Relkin’s skill with characterization is evident in Erin as well. Relkin totally nails this bright teen trying to navigate a world that offers little opportunity for self-exploration while demanding self-expression.
Then she thought about thinking about death. She could have thought about it then, but she didn’t feel up to it, and anyway, Meghan was picking her up in ten.
Erin is a sensitive youth caught up in a culture too superficial to maintain existential despair for longer than it takes to merge onto the freeway. Each night she kisses her life-sized poster of Kurt Cobain and somehow feels that she has understood some deep anguish. Max, on the other hand, manages to see glimpses of hope and beauty even from his own, much darker, depths.

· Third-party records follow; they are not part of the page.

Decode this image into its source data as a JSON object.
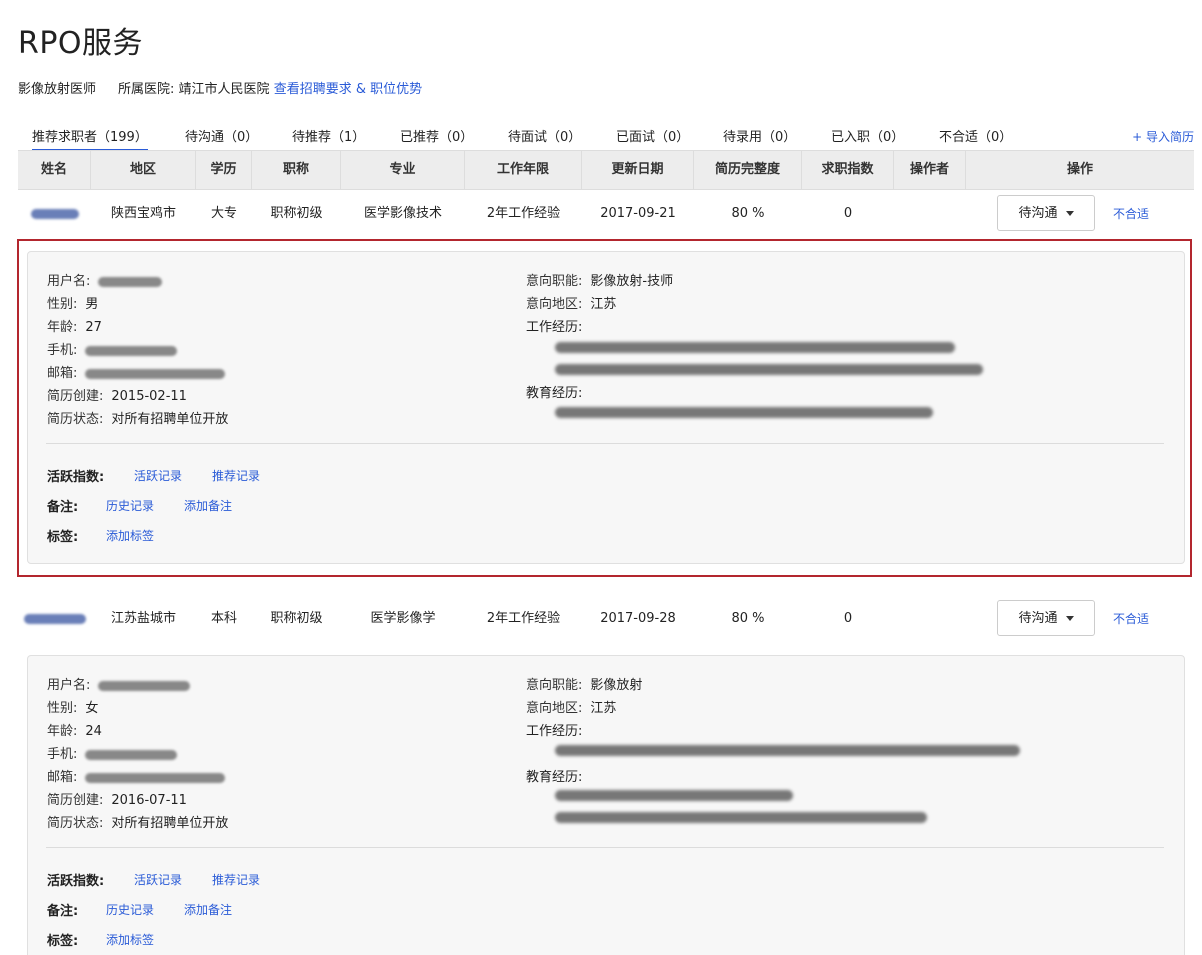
{
  "page": {
    "title": "RPO服务"
  },
  "job": {
    "position": "影像放射医师",
    "hospital_label": "所属医院:",
    "hospital": "靖江市人民医院",
    "requirements_link": "查看招聘要求 & 职位优势"
  },
  "tabs": [
    {
      "label": "推荐求职者（199）",
      "active": true
    },
    {
      "label": "待沟通（0）"
    },
    {
      "label": "待推荐（1）"
    },
    {
      "label": "已推荐（0）"
    },
    {
      "label": "待面试（0）"
    },
    {
      "label": "已面试（0）"
    },
    {
      "label": "待录用（0）"
    },
    {
      "label": "已入职（0）"
    },
    {
      "label": "不合适（0）"
    }
  ],
  "import_resume": "+ 导入简历",
  "table": {
    "columns": [
      "姓名",
      "地区",
      "学历",
      "职称",
      "专业",
      "工作年限",
      "更新日期",
      "简历完整度",
      "求职指数",
      "操作者",
      "操作"
    ]
  },
  "candidates": [
    {
      "region": "陕西宝鸡市",
      "education": "大专",
      "title": "职称初级",
      "major": "医学影像技术",
      "experience": "2年工作经验",
      "updated": "2017-09-21",
      "completeness": "80 %",
      "index": "0",
      "status_button": "待沟通",
      "unfit_link": "不合适",
      "detail": {
        "username_label": "用户名:",
        "gender_label": "性别:",
        "gender": "男",
        "age_label": "年龄:",
        "age": "27",
        "phone_label": "手机:",
        "email_label": "邮箱:",
        "created_label": "简历创建:",
        "created": "2015-02-11",
        "state_label": "简历状态:",
        "state": "对所有招聘单位开放",
        "intent_job_label": "意向职能:",
        "intent_job": "影像放射-技师",
        "intent_region_label": "意向地区:",
        "intent_region": "江苏",
        "work_label": "工作经历:",
        "edu_label": "教育经历:"
      }
    },
    {
      "region": "江苏盐城市",
      "education": "本科",
      "title": "职称初级",
      "major": "医学影像学",
      "experience": "2年工作经验",
      "updated": "2017-09-28",
      "completeness": "80 %",
      "index": "0",
      "status_button": "待沟通",
      "unfit_link": "不合适",
      "detail": {
        "username_label": "用户名:",
        "gender_label": "性别:",
        "gender": "女",
        "age_label": "年龄:",
        "age": "24",
        "phone_label": "手机:",
        "email_label": "邮箱:",
        "created_label": "简历创建:",
        "created": "2016-07-11",
        "state_label": "简历状态:",
        "state": "对所有招聘单位开放",
        "intent_job_label": "意向职能:",
        "intent_job": "影像放射",
        "intent_region_label": "意向地区:",
        "intent_region": "江苏",
        "work_label": "工作经历:",
        "edu_label": "教育经历:"
      }
    }
  ],
  "actions": {
    "activity_label": "活跃指数:",
    "activity_log": "活跃记录",
    "recommend_log": "推荐记录",
    "note_label": "备注:",
    "history_log": "历史记录",
    "add_note": "添加备注",
    "tag_label": "标签:",
    "add_tag": "添加标签"
  },
  "colors": {
    "link": "#2a5bd7",
    "highlight_border": "#b3262e"
  }
}
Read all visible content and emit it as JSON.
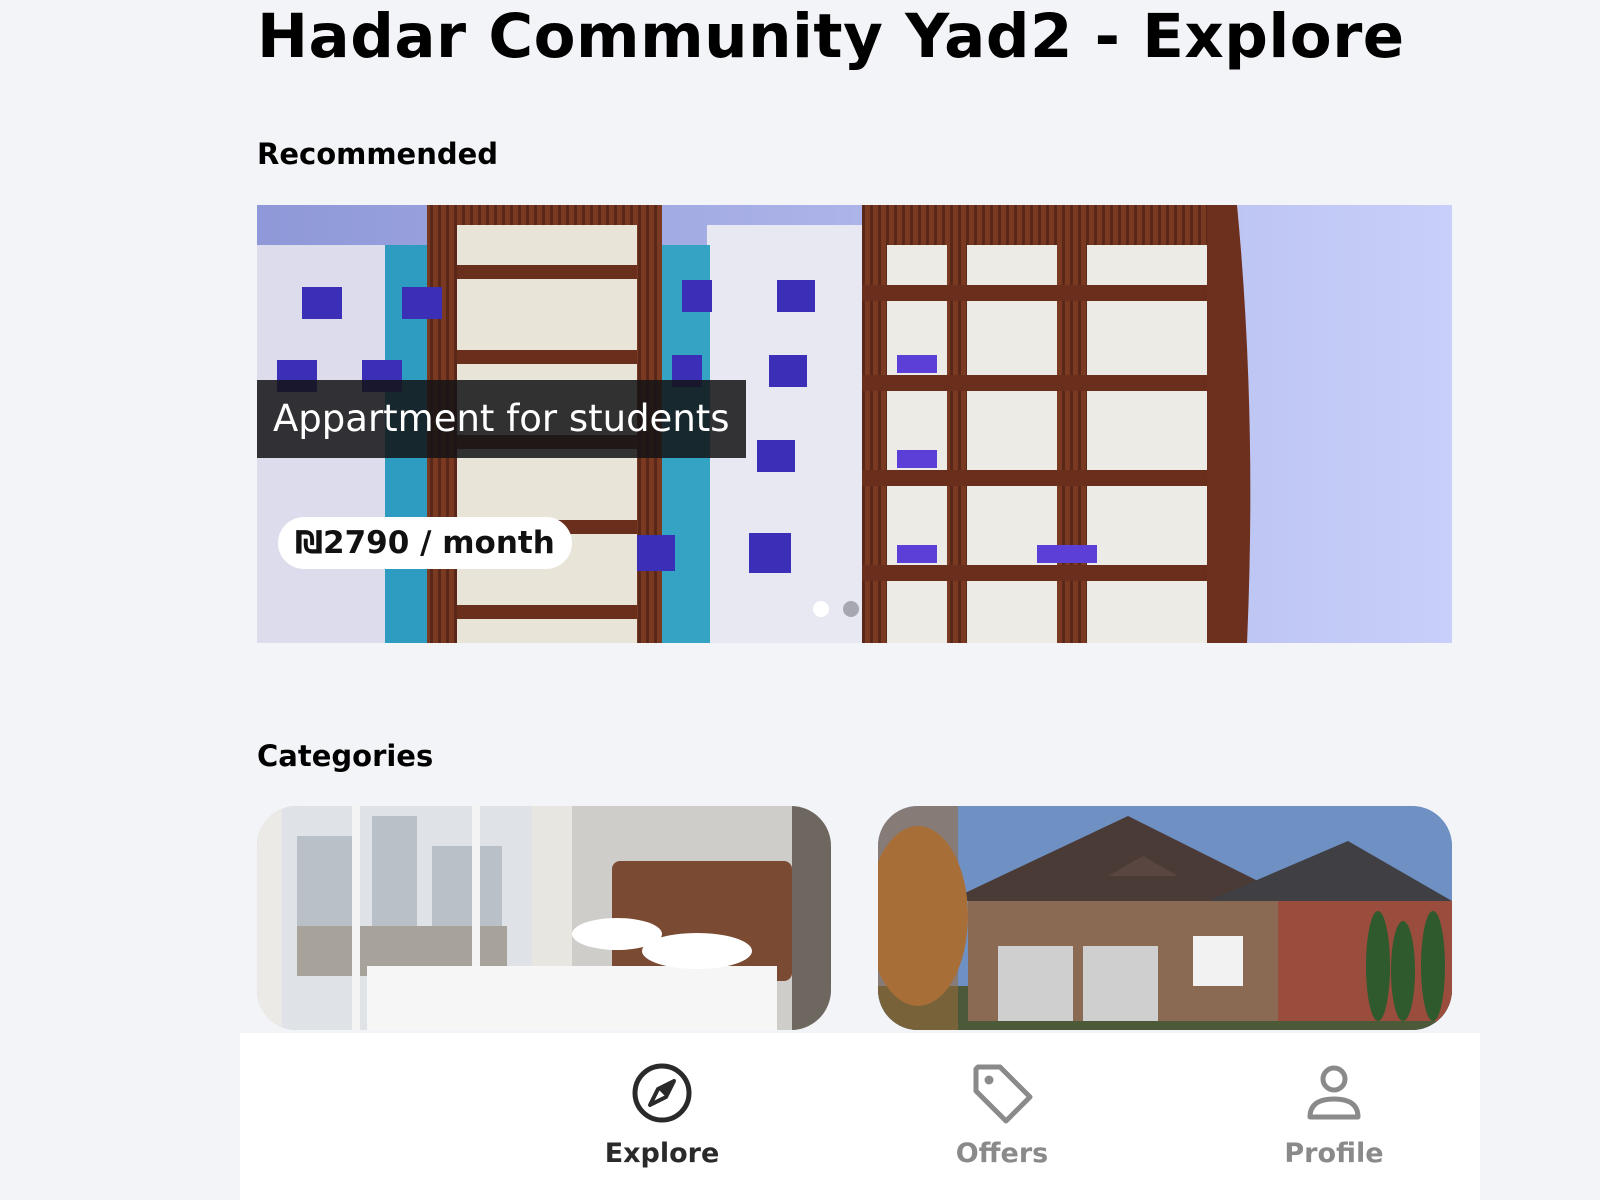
{
  "header": {
    "title": "Hadar Community Yad2 - Explore"
  },
  "recommended": {
    "heading": "Recommended",
    "slides": [
      {
        "title": "Appartment for students",
        "price": "₪2790 / month"
      }
    ],
    "slide_count": 2,
    "active_slide": 1
  },
  "categories": {
    "heading": "Categories",
    "cards": [
      {
        "icon": "bedroom-photo"
      },
      {
        "icon": "house-photo"
      }
    ]
  },
  "nav": {
    "items": [
      {
        "label": "Explore",
        "icon": "compass-icon",
        "active": true
      },
      {
        "label": "Offers",
        "icon": "tag-icon",
        "active": false
      },
      {
        "label": "Profile",
        "icon": "user-icon",
        "active": false
      }
    ],
    "active_color": "#2a2a2a",
    "inactive_color": "#8a8a8a"
  }
}
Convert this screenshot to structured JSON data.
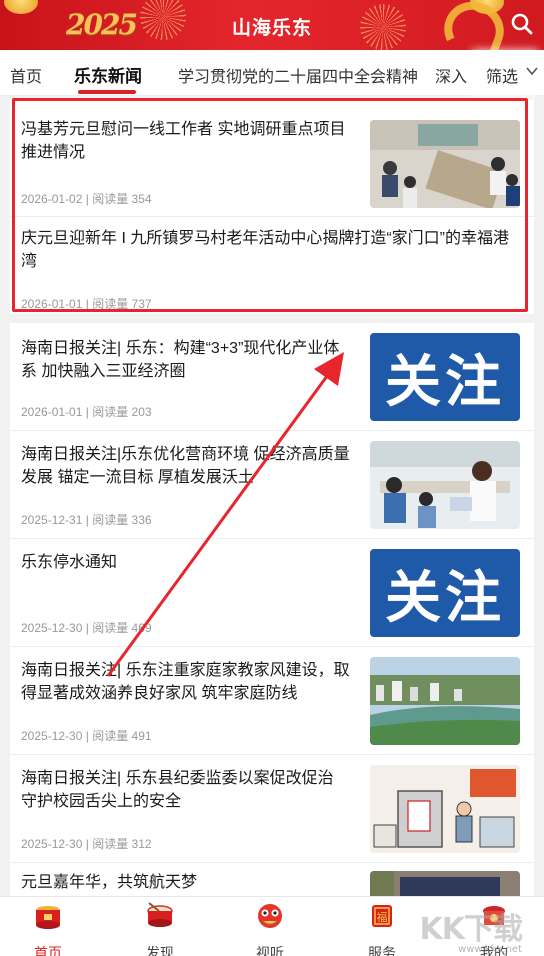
{
  "header": {
    "title": "山海乐东",
    "deco_year": "2025",
    "search_icon": "search-icon"
  },
  "tabs": [
    {
      "label": "首页",
      "active": false
    },
    {
      "label": "乐东新闻",
      "active": true
    },
    {
      "label": "学习贯彻党的二十届四中全会精神",
      "active": false
    },
    {
      "label": "深入",
      "active": false
    }
  ],
  "filter": {
    "label": "筛选",
    "icon": "chevron-down-icon"
  },
  "articles": [
    {
      "title": "冯基芳元旦慰问一线工作者 实地调研重点项目推进情况",
      "date": "2026-01-02",
      "reads_label": "阅读量",
      "reads": "354",
      "thumb": "meeting-photo"
    },
    {
      "title": "庆元旦迎新年 I 九所镇罗马村老年活动中心揭牌打造“家门口”的幸福港湾",
      "date": "2026-01-01",
      "reads_label": "阅读量",
      "reads": "737",
      "thumb": ""
    },
    {
      "title": "海南日报关注| 乐东：构建“3+3”现代化产业体系 加快融入三亚经济圈",
      "date": "2026-01-01",
      "reads_label": "阅读量",
      "reads": "203",
      "thumb": "关注"
    },
    {
      "title": "海南日报关注|乐东优化营商环境 促经济高质量发展 锚定一流目标 厚植发展沃土",
      "date": "2025-12-31",
      "reads_label": "阅读量",
      "reads": "336",
      "thumb": "service-hall-photo"
    },
    {
      "title": "乐东停水通知",
      "date": "2025-12-30",
      "reads_label": "阅读量",
      "reads": "469",
      "thumb": "关注"
    },
    {
      "title": "海南日报关注| 乐东注重家庭家教家风建设，取得显著成效涵养良好家风 筑牢家庭防线",
      "date": "2025-12-30",
      "reads_label": "阅读量",
      "reads": "491",
      "thumb": "city-aerial-photo"
    },
    {
      "title": "海南日报关注| 乐东县纪委监委以案促改促治 守护校园舌尖上的安全",
      "date": "2025-12-30",
      "reads_label": "阅读量",
      "reads": "312",
      "thumb": "cartoon-illustration"
    },
    {
      "title": "元旦嘉年华，共筑航天梦",
      "date": "",
      "reads_label": "",
      "reads": "",
      "thumb": "event-photo"
    }
  ],
  "bottom_nav": [
    {
      "label": "首页",
      "icon": "home-drum-icon",
      "active": true
    },
    {
      "label": "发现",
      "icon": "discover-drum-icon",
      "active": false
    },
    {
      "label": "视听",
      "icon": "lion-dance-icon",
      "active": false
    },
    {
      "label": "服务",
      "icon": "fu-lantern-icon",
      "active": false
    },
    {
      "label": "我的",
      "icon": "profile-icon",
      "active": false
    }
  ],
  "watermark": {
    "text": "KK下载",
    "sub": "www.kkx.net"
  },
  "colors": {
    "brand_red": "#e02020",
    "header_red": "#d01a20",
    "highlight": "#e8252c",
    "guanzhu_blue": "#1e5aa8"
  }
}
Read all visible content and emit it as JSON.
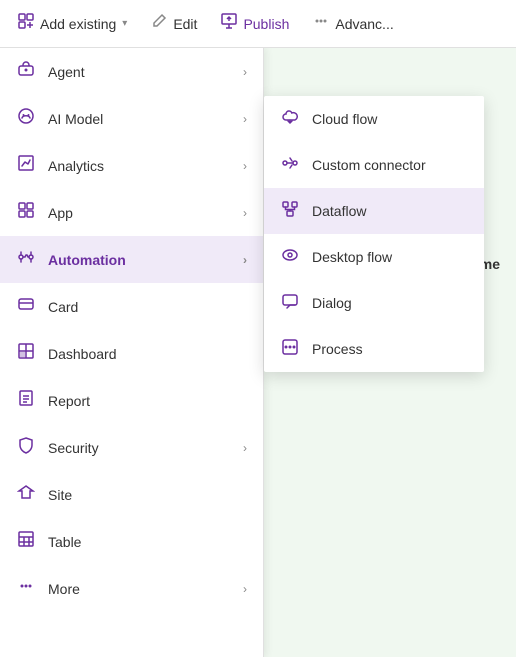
{
  "toolbar": {
    "add_existing_label": "Add existing",
    "edit_label": "Edit",
    "publish_label": "Publish",
    "advance_label": "Advanc..."
  },
  "left_menu": {
    "items": [
      {
        "id": "agent",
        "label": "Agent",
        "hasChevron": true
      },
      {
        "id": "ai-model",
        "label": "AI Model",
        "hasChevron": true
      },
      {
        "id": "analytics",
        "label": "Analytics",
        "hasChevron": true
      },
      {
        "id": "app",
        "label": "App",
        "hasChevron": true
      },
      {
        "id": "automation",
        "label": "Automation",
        "hasChevron": true,
        "active": true
      },
      {
        "id": "card",
        "label": "Card",
        "hasChevron": false
      },
      {
        "id": "dashboard",
        "label": "Dashboard",
        "hasChevron": false
      },
      {
        "id": "report",
        "label": "Report",
        "hasChevron": false
      },
      {
        "id": "security",
        "label": "Security",
        "hasChevron": true
      },
      {
        "id": "site",
        "label": "Site",
        "hasChevron": false
      },
      {
        "id": "table",
        "label": "Table",
        "hasChevron": false
      },
      {
        "id": "more",
        "label": "More",
        "hasChevron": true
      }
    ]
  },
  "submenu": {
    "items": [
      {
        "id": "cloud-flow",
        "label": "Cloud flow"
      },
      {
        "id": "custom-connector",
        "label": "Custom connector"
      },
      {
        "id": "dataflow",
        "label": "Dataflow",
        "active": true
      },
      {
        "id": "desktop-flow",
        "label": "Desktop flow"
      },
      {
        "id": "dialog",
        "label": "Dialog"
      },
      {
        "id": "process",
        "label": "Process"
      }
    ]
  },
  "right_panel": {
    "name_header": "Name"
  },
  "colors": {
    "purple": "#6b2fa0",
    "light_green_bg": "#f0f8f0"
  }
}
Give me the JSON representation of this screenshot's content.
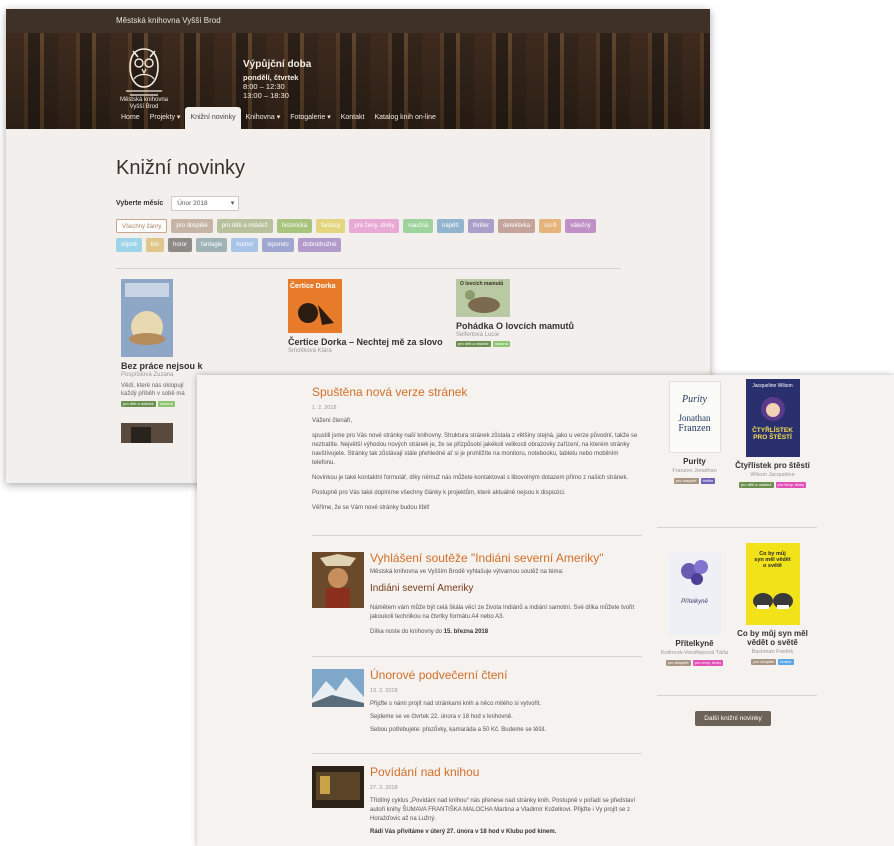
{
  "shot1": {
    "site_name": "Městská knihovna Vyšší Brod",
    "logo_text": [
      "Městská knihovna",
      "Vyšší Brod"
    ],
    "hours": {
      "title": "Výpůjční doba",
      "days": "pondělí, čtvrtek",
      "slot1": "8:00 – 12:30",
      "slot2": "13:00 – 18:30"
    },
    "nav": [
      "Home",
      "Projekty ▾",
      "Knižní novinky",
      "Knihovna ▾",
      "Fotogalerie ▾",
      "Kontakt",
      "Katalog knih on-line"
    ],
    "nav_active_index": 2,
    "page_title": "Knižní novinky",
    "month_label": "Vyberte měsíc",
    "month_value": "Únor 2018",
    "tags": [
      {
        "label": "Všechny žánry",
        "color": "#ffffff"
      },
      {
        "label": "pro dospělé",
        "color": "#c6b5a6"
      },
      {
        "label": "pro děti a mládež",
        "color": "#b7c29c"
      },
      {
        "label": "historická",
        "color": "#a9c47c"
      },
      {
        "label": "fantasy",
        "color": "#e3d67e"
      },
      {
        "label": "pro ženy, dívky",
        "color": "#e8a9d6"
      },
      {
        "label": "naučná",
        "color": "#9fd39e"
      },
      {
        "label": "napětí",
        "color": "#93b4cd"
      },
      {
        "label": "thriller",
        "color": "#a8a0c8"
      },
      {
        "label": "detektivka",
        "color": "#c4a49b"
      },
      {
        "label": "sci-fi",
        "color": "#e5b47a"
      },
      {
        "label": "válečný",
        "color": "#c190c6"
      },
      {
        "label": "vtipné",
        "color": "#9ed4e8"
      },
      {
        "label": "bio",
        "color": "#e0c68a"
      },
      {
        "label": "horor",
        "color": "#8e8a86"
      },
      {
        "label": "fantagie",
        "color": "#9fb2b5"
      },
      {
        "label": "humor",
        "color": "#a8c4e6"
      },
      {
        "label": "leporelo",
        "color": "#9fa6cf"
      },
      {
        "label": "dobrodružné",
        "color": "#b29acb"
      }
    ],
    "books": [
      {
        "title": "Bez práce nejsou k",
        "author": "Pospíšilová Zuzana",
        "desc": [
          "Vědí, které nás oklopují",
          "každý příběh v sobě má"
        ],
        "tags": [
          "pro děti a mládež",
          "naučná"
        ]
      },
      {
        "title": "Čertice Dorka – Nechtej mě za slovo",
        "author": "Smolíková Klára",
        "cover_text": "Čertice Dorka"
      },
      {
        "title": "Pohádka O lovcích mamutů",
        "author": "Seifertová Lucie",
        "cover_text": "O lovcích mamutů",
        "tags": [
          "pro děti a mládež",
          "naučná"
        ]
      }
    ]
  },
  "shot2": {
    "news": [
      {
        "title": "Spuštěna nová verze stránek",
        "date": "1. 2. 2018",
        "paragraphs": [
          "Vážení čtenáři,",
          "spustili jsme pro Vás nové stránky naší knihovny. Struktura stránek zůstala z většiny stejná, jako u verze původní, takže se neztratíte. Největší výhodou nových stránek je, že se přizpůsobí jakékoli velikosti obrazovky zařízení, na kterém stránky navštívujete. Stránky tak zůstávají stále přehledné ať si je prohlížíte na monitoru, notebooku, tabletu nebo mobilním telefonu.",
          "Novinkou je také kontaktní formulář, díky němuž nás můžete kontaktovat s libovolným dotazem přímo z našich stránek.",
          "Postupně pro Vás také doplníme všechny články k projektům, které aktuálně nejsou k dispozici.",
          "Věříme, že se Vám nové stránky budou líbit!"
        ]
      },
      {
        "title": "Vyhlášení soutěže \"Indiáni severní Ameriky\"",
        "intro": "Městská knihovna ve Vyšším Brodě vyhlašuje výtvarnou soutěž na téma:",
        "subtitle": "Indiáni severní Ameriky",
        "paragraphs": [
          "Námětem vám může být celá škála věcí ze života Indiánů a indiání samotní. Své dílka můžete tvořit jakoukoli technikou na čtvrtky formátu A4 nebo A3.",
          "Dílka noste do knihovny do"
        ],
        "deadline": "15. března 2018"
      },
      {
        "title": "Únorové podvečerní čtení",
        "date": "13. 2. 2018",
        "paragraphs": [
          "Přijďte s námi projít nad stránkami knih a něco milého si vytvořit.",
          "Sejdeme se ve čtvrtek 22. února v 18 hod v knihovně.",
          "Sebou potřebujete: přezůvky, kamaráda a 50 Kč. Budeme se těšit."
        ]
      },
      {
        "title": "Povídání nad knihou",
        "date": "27. 2. 2018",
        "paragraphs": [
          "Třídílný cyklus „Povídání nad knihou“ nás přenese nad stránky knih. Postupně v pořadí se představí autoři knihy ŠUMAVA FRANTIŠKA MALOCHA Martina a Vladimír Koželkovi. Přijďte i Vy projít se z Horažďovic až na Lužný."
        ],
        "footer": "Rádi Vás přivítáme v úterý 27. února v 18 hod v Klubu pod kinem."
      }
    ],
    "side_books": [
      {
        "title": "Purity",
        "author": "Franzen Jonathan",
        "cover_lines": [
          "Purity",
          "Jonathan",
          "Franzen"
        ],
        "tags": [
          "pro dospělé",
          "thriller"
        ]
      },
      {
        "title": "Čtyřlístek pro štěstí",
        "author": "Wilson Jacqueline",
        "cover_lines": [
          "Jacqueline Wilson",
          "ČTYŘLÍSTEK",
          "PRO ŠTĚSTÍ"
        ],
        "tags": [
          "pro děti a mládež",
          "pro ženy, dívky"
        ]
      },
      {
        "title": "Přítelkyně",
        "author": "Kotinová-Vondřejcová Táňa",
        "cover_lines": [
          "Přítelkyně"
        ],
        "tags": [
          "pro dospělé",
          "pro ženy, dívky"
        ]
      },
      {
        "title": "Co by můj syn měl vědět o světě",
        "author": "Backman Fredrik",
        "cover_lines": [
          "Co by můj",
          "syn měl vědět",
          "o světě"
        ],
        "tags": [
          "pro dospělé",
          "humor"
        ]
      }
    ],
    "more_button": "Další knižní novinky"
  }
}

As Max sinks further into drug dependency, he tries to recall the feeling he had when he first connected with literature, when he discovered the poem “Stopping By Woods On A Snowy Evening,” but he cannot. “It had lost its meaning. The poetry was gone.” And this is, I suppose, the central line of the novel—a novel that is less a condemnation of a culture that can make even poetry superficial than a lament for the sensitive children who are trying to survive that culture.
Relkin has perhaps attempted a few too many literary tricks, and some seemed gimmicky, particularly the metafiction. One of the POV characters, Shannon, is telling the story to a friend—named Jess—who is writing a novel based on Mercedes and her family. Shannon feeds Jess information and details for her novel. I think The Nothing Place would have worked better without this conceit. “Jess” in the background didn’t really add anything to the story. The authorial intrusion seemed just that, intrusive, as well as pretentious. I was reminded of a comment by Flaubert: “An author in his book must be like God in the universe, present everywhere and visible nowhere.”
And Relkin’s presence is far more successful when it is not visible. She has a gift for language as well as for characterization, and manages multiple points of view and a complex time line with grace. She does a beautiful job of letting the language she uses present both character and setting while conveying the deeper themes of the novel, as she does in this passage describing snatches of conversation heard as young people are leaving a concert:
After the show, they walked past the chatter of the groups smoking and waiting for their friends. And she went—did I—she was—wasn’t he—she was like—so shit-faced—and then the dumbfuck—coming from Silver Lake—got the keys—in The Valley—and she was—Oh my god, oh my fucking God—and there was a unity to the broken pieces of speech, which swelled together into one great conversation, like when you flip through the channels late at night on TV, and the clips of talk on the separate channels blend into a single incomprehensible, mind-numbing communication.
In this context of this novel, that passage is a commentary on far more than the current teenage argot. Relkin manages an excellent characterization of our times as well as of her characters.
I was somewhat disappointed by the ending, probably because I had come to care for the characters so much that I wanted more resolution. I wanted more hope than the novel was able to provide. Throughout the story various characters comment on the fact that you can’t quote song lyrics in books, so I won’t quote “Eleanor Rigby” here. I’ll just say that in the end, really, no one was saved.